Asked to comment on the circumstances of the transfer, Laumeier PR director Pete Smith passed the steaming potato to County Counselor John Ross, who promptly flipped it to Genie Zakrzewski, director of parks for St. Louis County. She refused even to confirm the change, snapping, "We don't discuss matters of personnel with the press."
That's understandable. Because the minute Adamchick's whistle-blast was reported in The Riverfront Times ("Pepper Game," Sept. 8), her job joined the Pepper sculpture on the endangered list. Sources say that Laumeier's executive director, Beej Nierengarten-Smith, took back Adamchick's keys, had her computer files wiped clean, moved her into an office one source describes as a "closet," forbade her to communicate with any artist, stripped her of curatorial duties and told her she'd be doing more with "maintenance." Loyal Laumeier employees, meanwhile, were instructed to ignore Adamchick. One source says that, when a staffer stopped to chat with Adamchick, Nierengarten-Smith barked, "She's the enemy!"
After a brief quibbling delay (Adamchick is, after all, a St. Louis County employee, and her only offense was treasonous free speech), Laumeier had her moved to the Museum of Transportation, which has already absorbed one of Adamchick's colleagues and is rapidly gaining a reputation as the Island of Misfit Laumeier Employees.

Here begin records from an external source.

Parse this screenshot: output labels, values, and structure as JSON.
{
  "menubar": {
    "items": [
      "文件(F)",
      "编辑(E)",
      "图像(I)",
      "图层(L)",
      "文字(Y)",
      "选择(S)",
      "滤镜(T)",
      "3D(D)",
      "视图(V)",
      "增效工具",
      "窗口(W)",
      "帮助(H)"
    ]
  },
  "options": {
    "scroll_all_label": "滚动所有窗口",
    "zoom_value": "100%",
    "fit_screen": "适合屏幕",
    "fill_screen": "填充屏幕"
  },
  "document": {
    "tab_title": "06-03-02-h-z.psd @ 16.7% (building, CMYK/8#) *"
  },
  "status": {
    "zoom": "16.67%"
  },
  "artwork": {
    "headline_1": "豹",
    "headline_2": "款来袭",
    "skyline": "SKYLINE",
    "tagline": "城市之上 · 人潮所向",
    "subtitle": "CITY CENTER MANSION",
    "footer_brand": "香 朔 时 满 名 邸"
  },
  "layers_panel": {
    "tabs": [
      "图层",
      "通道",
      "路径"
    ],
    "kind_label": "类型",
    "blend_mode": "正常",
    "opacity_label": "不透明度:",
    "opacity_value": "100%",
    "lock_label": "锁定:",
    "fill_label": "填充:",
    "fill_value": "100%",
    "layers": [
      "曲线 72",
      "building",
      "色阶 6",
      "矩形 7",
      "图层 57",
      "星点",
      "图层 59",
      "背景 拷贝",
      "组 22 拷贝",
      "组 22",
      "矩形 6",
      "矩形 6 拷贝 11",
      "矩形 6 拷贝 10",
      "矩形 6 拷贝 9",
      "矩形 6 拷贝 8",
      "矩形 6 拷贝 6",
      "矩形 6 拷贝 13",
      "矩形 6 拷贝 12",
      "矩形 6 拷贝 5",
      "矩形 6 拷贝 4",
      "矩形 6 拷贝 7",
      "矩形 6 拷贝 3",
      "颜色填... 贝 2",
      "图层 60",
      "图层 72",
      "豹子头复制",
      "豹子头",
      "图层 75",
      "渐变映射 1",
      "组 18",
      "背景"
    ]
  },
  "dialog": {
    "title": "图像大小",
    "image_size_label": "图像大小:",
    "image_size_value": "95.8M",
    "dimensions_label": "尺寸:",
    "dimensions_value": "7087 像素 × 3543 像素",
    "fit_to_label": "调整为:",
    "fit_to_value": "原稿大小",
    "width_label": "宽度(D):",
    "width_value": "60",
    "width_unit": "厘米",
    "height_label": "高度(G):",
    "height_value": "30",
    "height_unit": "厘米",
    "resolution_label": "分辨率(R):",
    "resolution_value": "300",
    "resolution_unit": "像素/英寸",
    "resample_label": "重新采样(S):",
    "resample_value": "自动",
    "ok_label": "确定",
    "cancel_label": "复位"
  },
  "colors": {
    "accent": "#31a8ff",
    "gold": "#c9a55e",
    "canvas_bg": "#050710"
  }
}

Laumeier doesn't seem to care as long as their trains run on time.